In the same meeting, she said that placing Donbas children into Russian families was the “favorite part of my work.”
Russian officials often claim that the children put up for adoption are orphans rescued from war-torn regions. But according to Ukrainian authorities, many of the children have relatives who want to take care of them in Ukraine.
Last fall, a desperate father from Kharkiv called the Magnolia NGO. The man’s wife had been killed while attempting to flee the fighting and the whereabouts of their 10-year-old son were unknown — until the father saw a video of his boy on a Russian TV program.
“And in the video they showed the boy’s face and said, ‘we saved this poor Ukrainian boy, an orphan, and we took him to a hospital in Luhansk,'” Lypovetska, from Magnolia, told CNN.
It took more than two months to reunite the father with his son, Lypovetska said. The NGO and Ukrainian authorities engaged a network of Ukrainian and Russian volunteers, along with lawyers, all trying to confirm the boy’s location and negotiate his return.
The boy was eventually found in Russian-occupied Luhansk. His father was unable to travel to the region because he wouldn’t be allowed to leave the area and would be at risk of being forced to fight for the separatists, so it was up to the boy’s grandmothers to make the long, treacherous journey.
“It’s impossible to go to Luhansk from Ukraine, so they had to make a big circle through Russia, cross the border, then back through Russia to Europe, and only then back to Ukraine,” Lypovetska said.
Russia is open about its efforts to “Russify” the children brought from Ukraine.
But the Russification efforts go well beyond citizenship ceremonies.
Russian officials often talk about Ukrainian children receiving Russian citizenship and taking part in nationalistic activities, camps and excursions, as well as being sent to “patriotic” schools.
Several children from the separatist-run regions in eastern Ukraine were also among a group of almost 200 youngsters who attended a “military-patriotic camp for difficult teenagers” in Chechnya over the summer. The program was organized by Lvova-Belova and Chechen leader Ramzan Kadyrov, according to official statements issued by their offices.
CNN obtained a voice message sent by 16-year-old Serhiy to his mother in Ukraine from one of the camps. In it, he said: “My friends and I were forced to sing the Russian anthem, but we didn’t sing it. We got no reaction because they didn’t see us. We have to sing the Russian anthem during every day’s morning exercises.” CNN is not disclosing his last name for security reasons.

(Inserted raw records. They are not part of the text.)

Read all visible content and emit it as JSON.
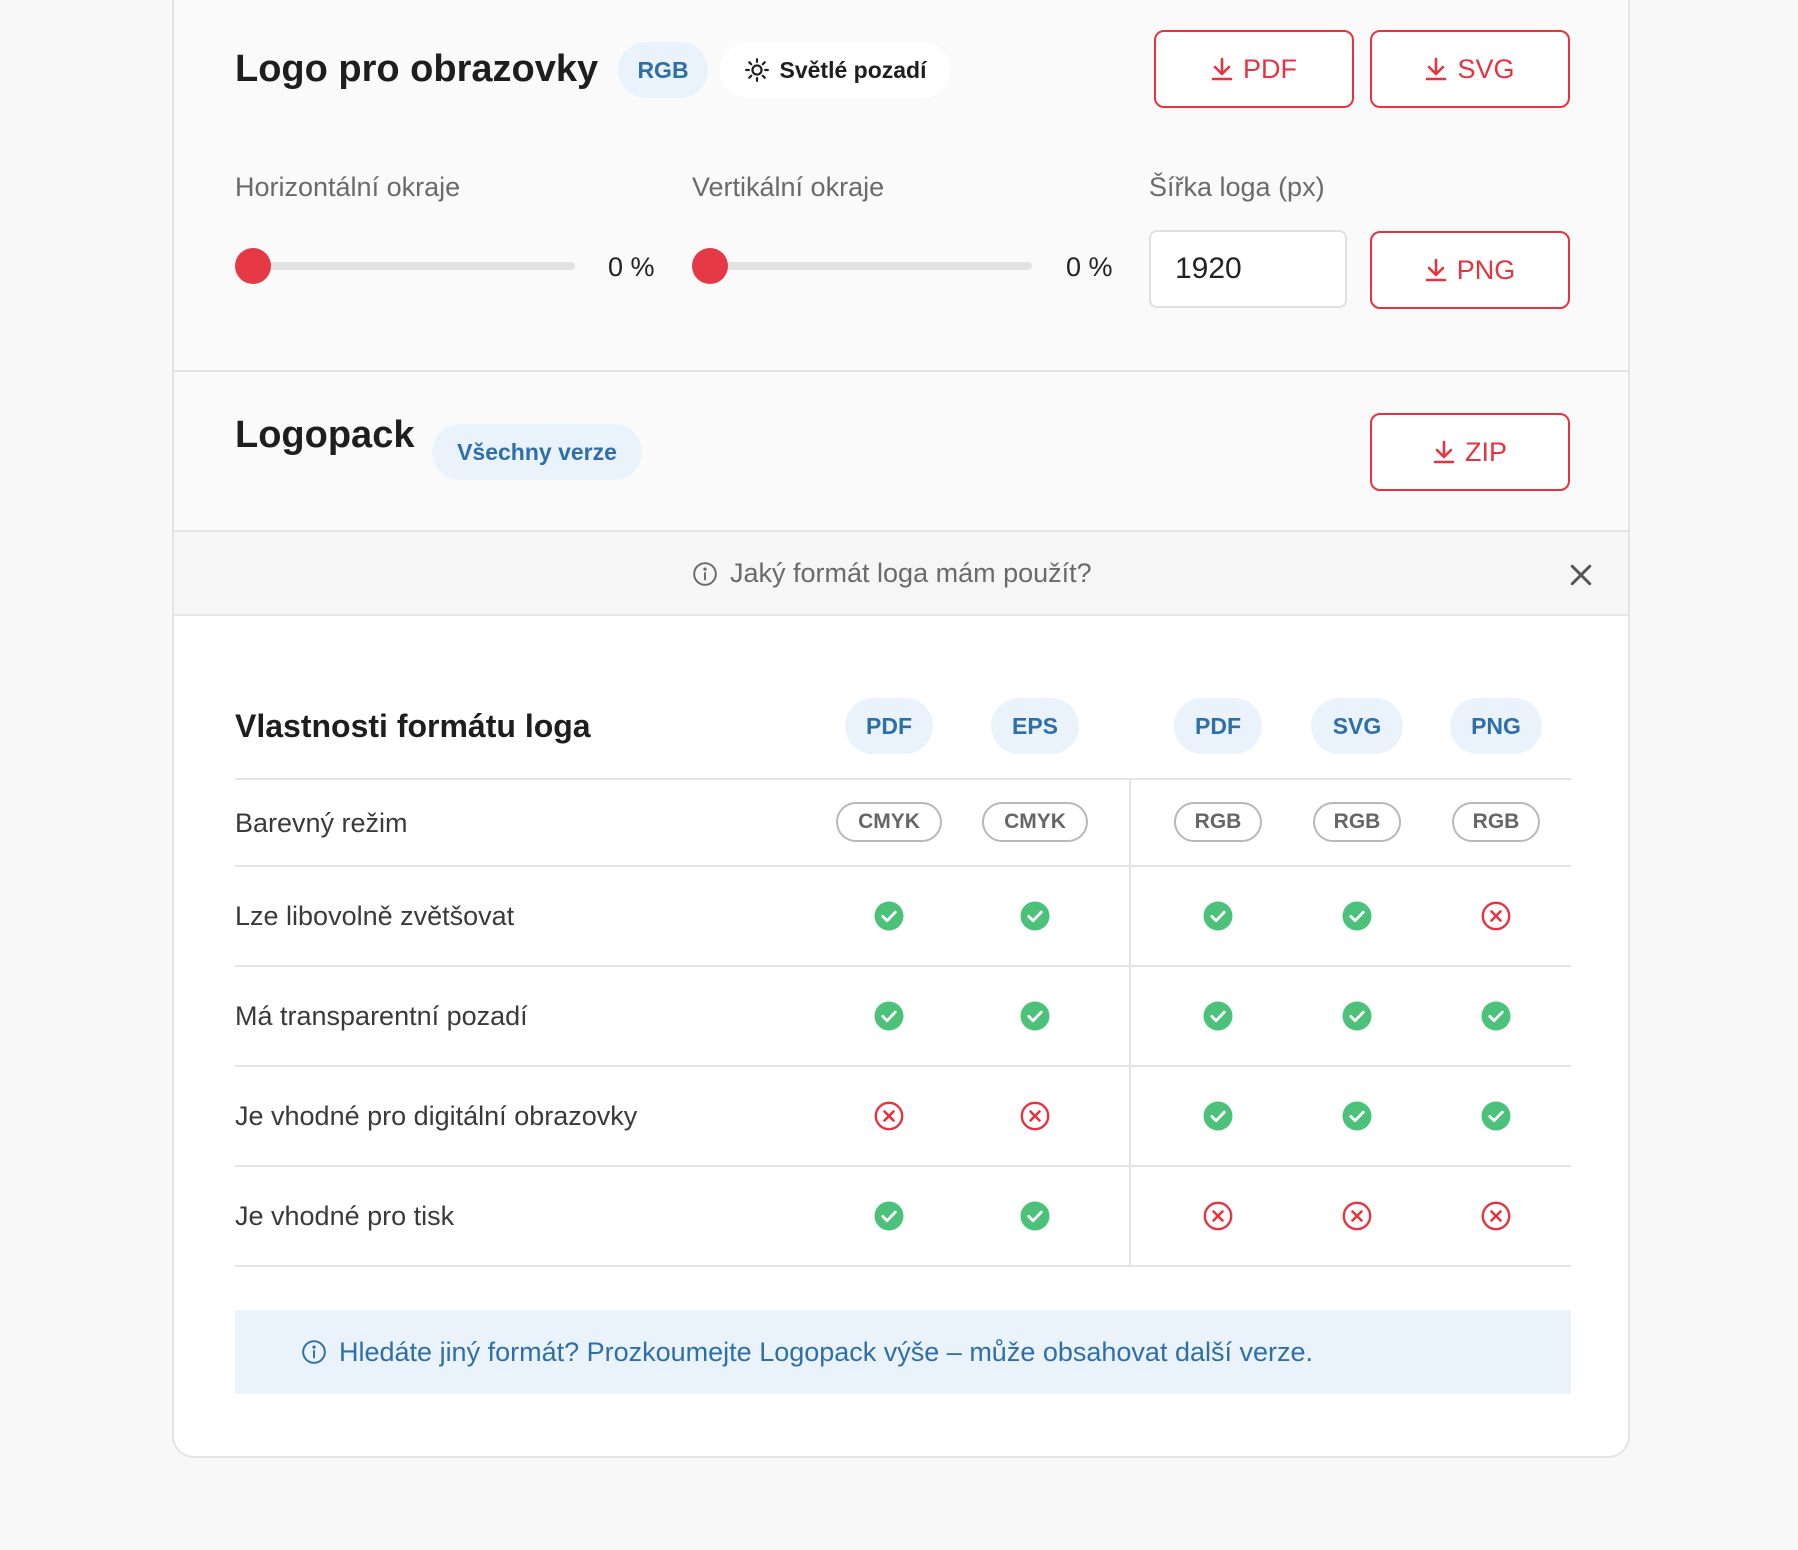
{
  "screen_logo": {
    "title": "Logo pro obrazovky",
    "badge": "RGB",
    "background_toggle": "Světlé pozadí",
    "buttons": {
      "pdf": "PDF",
      "svg": "SVG",
      "png": "PNG"
    },
    "horizontal_margin": {
      "label": "Horizontální okraje",
      "value_text": "0 %",
      "value": 0
    },
    "vertical_margin": {
      "label": "Vertikální okraje",
      "value_text": "0 %",
      "value": 0
    },
    "width": {
      "label": "Šířka loga (px)",
      "value": "1920"
    }
  },
  "logopack": {
    "title": "Logopack",
    "badge": "Všechny verze",
    "button": "ZIP"
  },
  "faq": {
    "question": "Jaký formát loga mám použít?"
  },
  "format_table": {
    "title": "Vlastnosti formátu loga",
    "columns": [
      "PDF",
      "EPS",
      "PDF",
      "SVG",
      "PNG"
    ],
    "color_mode_label": "Barevný režim",
    "color_modes": [
      "CMYK",
      "CMYK",
      "RGB",
      "RGB",
      "RGB"
    ],
    "rows": [
      {
        "label": "Lze libovolně zvětšovat",
        "values": [
          true,
          true,
          true,
          true,
          false
        ]
      },
      {
        "label": "Má transparentní pozadí",
        "values": [
          true,
          true,
          true,
          true,
          true
        ]
      },
      {
        "label": "Je vhodné pro digitální obrazovky",
        "values": [
          false,
          false,
          true,
          true,
          true
        ]
      },
      {
        "label": "Je vhodné pro tisk",
        "values": [
          true,
          true,
          false,
          false,
          false
        ]
      }
    ],
    "note": "Hledáte jiný formát? Prozkoumejte Logopack výše – může obsahovat další verze."
  },
  "colors": {
    "accent_red": "#e5333f",
    "check_green": "#4cc17a",
    "info_blue": "#2e6fa7",
    "info_bg": "#eaf3fc"
  }
}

One of the authors of the Yale report, Nathaniel Raymond, said the “primary purpose of the camps appears to be political re-education.”
“At least 32 of the facilities identified [in the report] appear to be engaged in systematic re-education efforts that expose children from Ukraine to Russia-centric academic, cultural, patriotic, and in two cases, specifically military education,” he said at a news conference.

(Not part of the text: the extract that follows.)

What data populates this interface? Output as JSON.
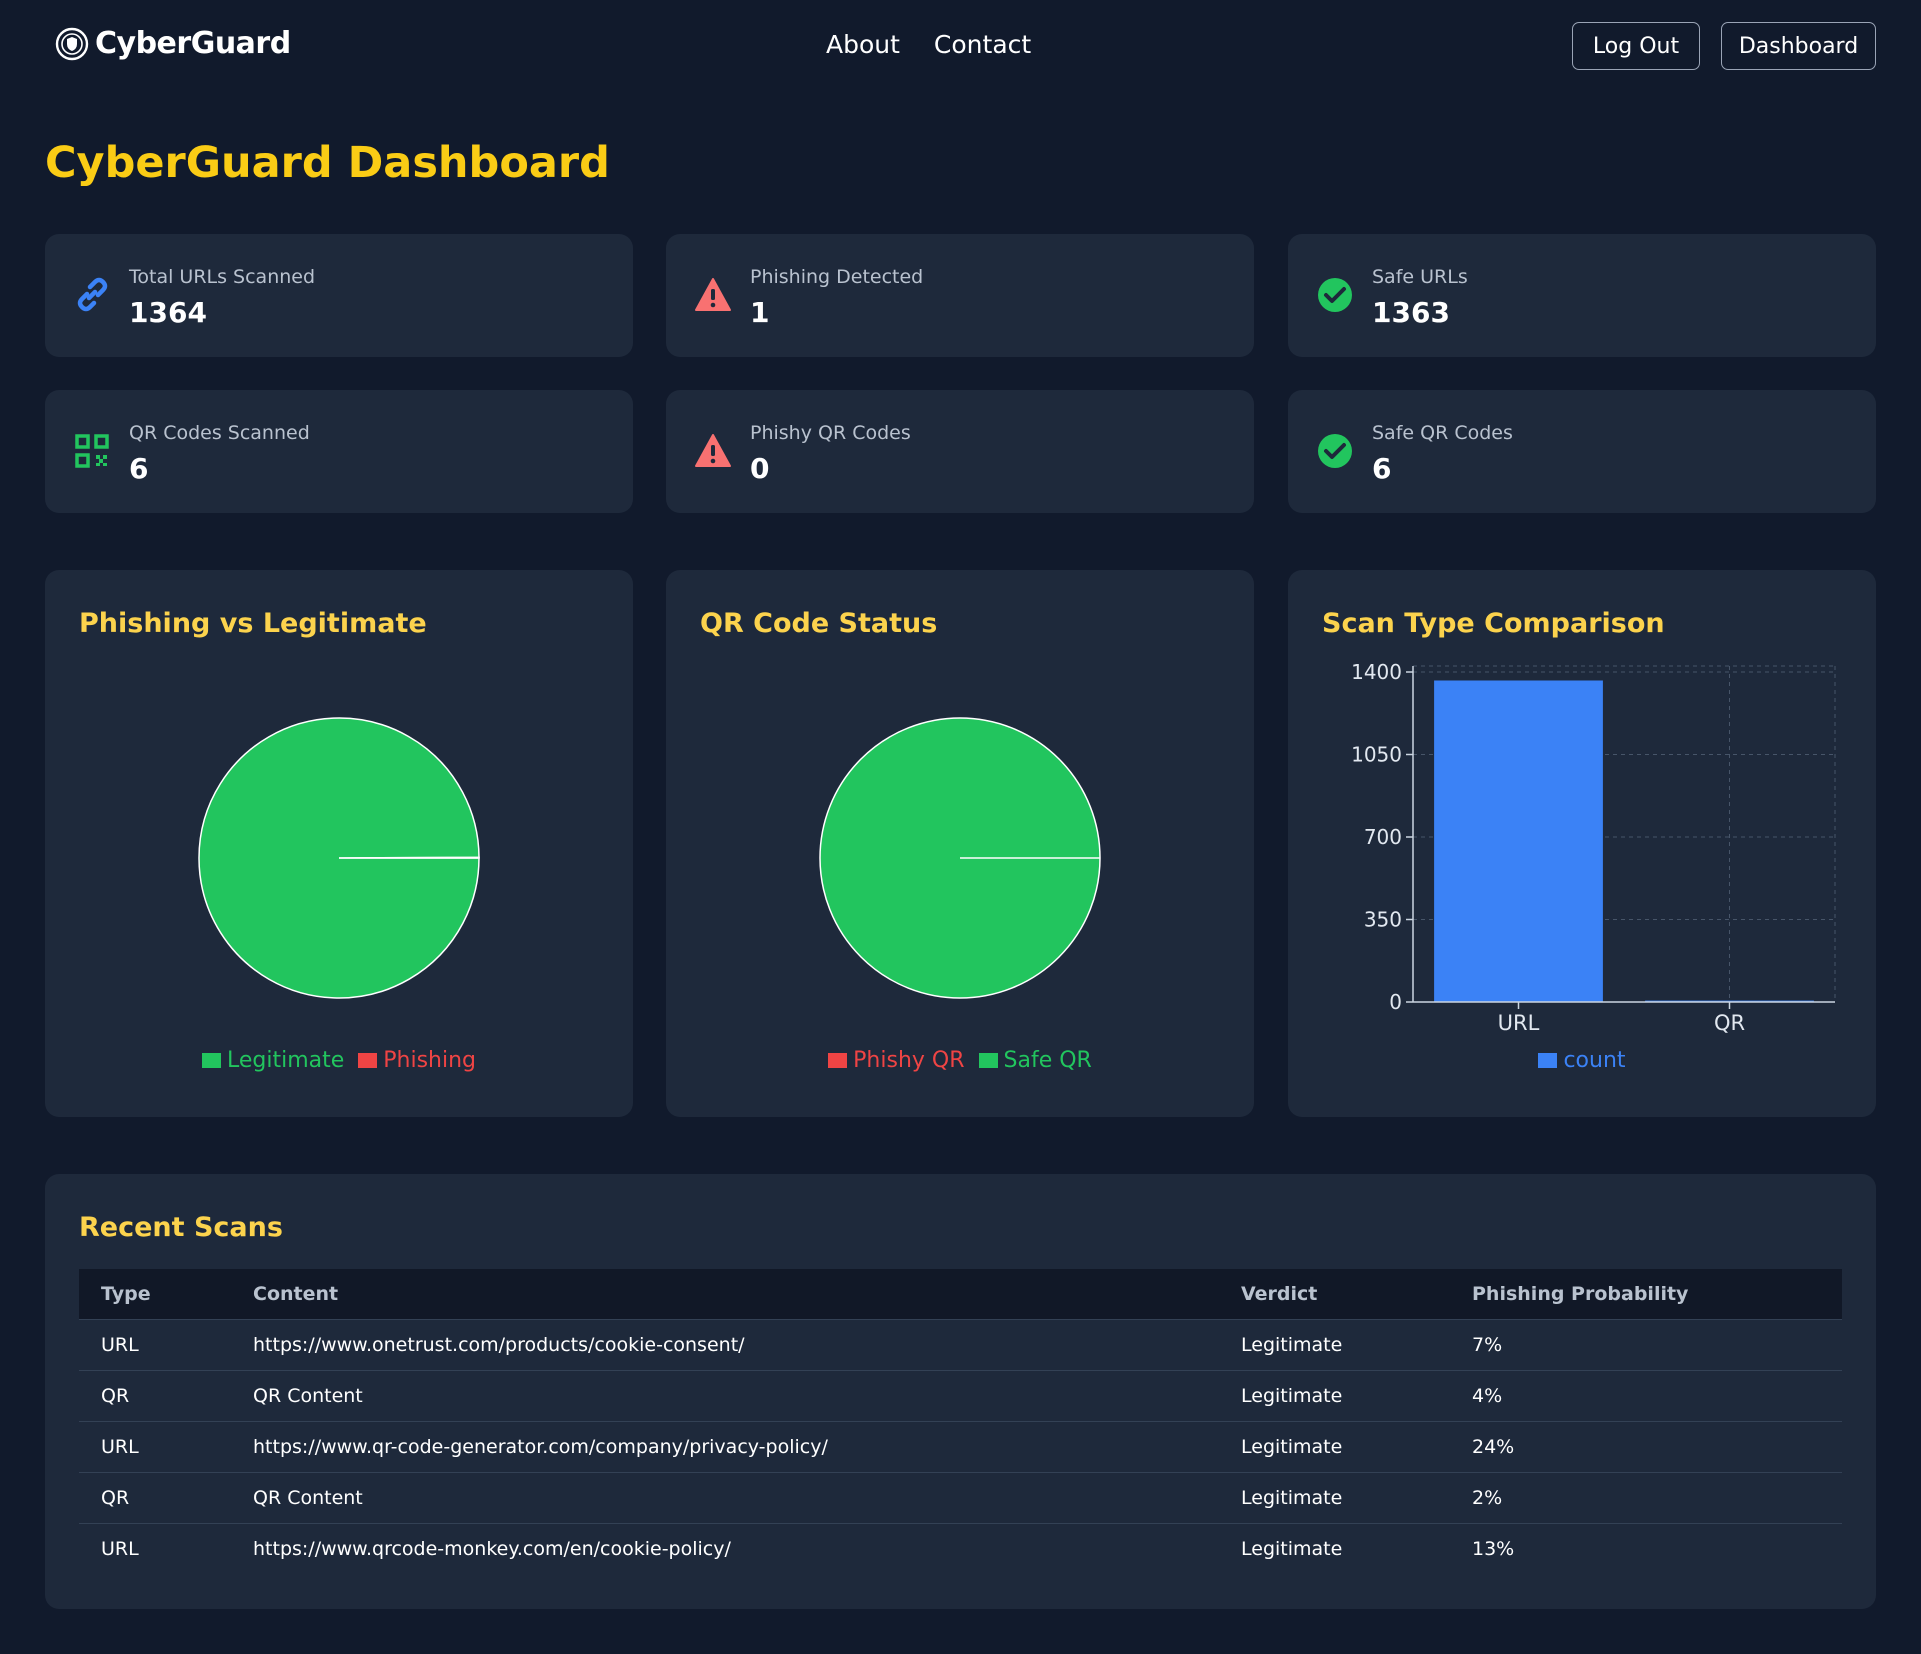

Friday marked the first anniversary of Arina Yatsiuk’s disappearance.
Her younger sister Valeria has been formally adopted by her aunt and uncle. Oksana Yatsiuk, the aunt, told CNN the little girl was receiving psychological support and was slowly coming to terms with the horrible reality that her parents were murdered.
“She keeps asking about her sister, worries about her and is waiting for her,” she said.
“We all believe she is alive and we will soon find her. We are considering all options, including that she might have already been adopted,” she added.
The pain of the Yatsiuk family is a stark contrast with the propaganda repeatedly pushed out by Russian officials, including Lvova-Belova.
At one public event, the ombudsman described feeling “patriotic” about Russian families adopting children from the occupied regions of Ukraine.
“Isn’t this unity, isn’t this the patriotic feeling when there is no such thing as other people’s children and that all of them are ours now?” she said, according to an official statement.
CNN’s Tim Lister, Olga Voitovych, David McKenzie, Victoria Butenko, Anna Chernova and Zahra Ullah contributed to this report.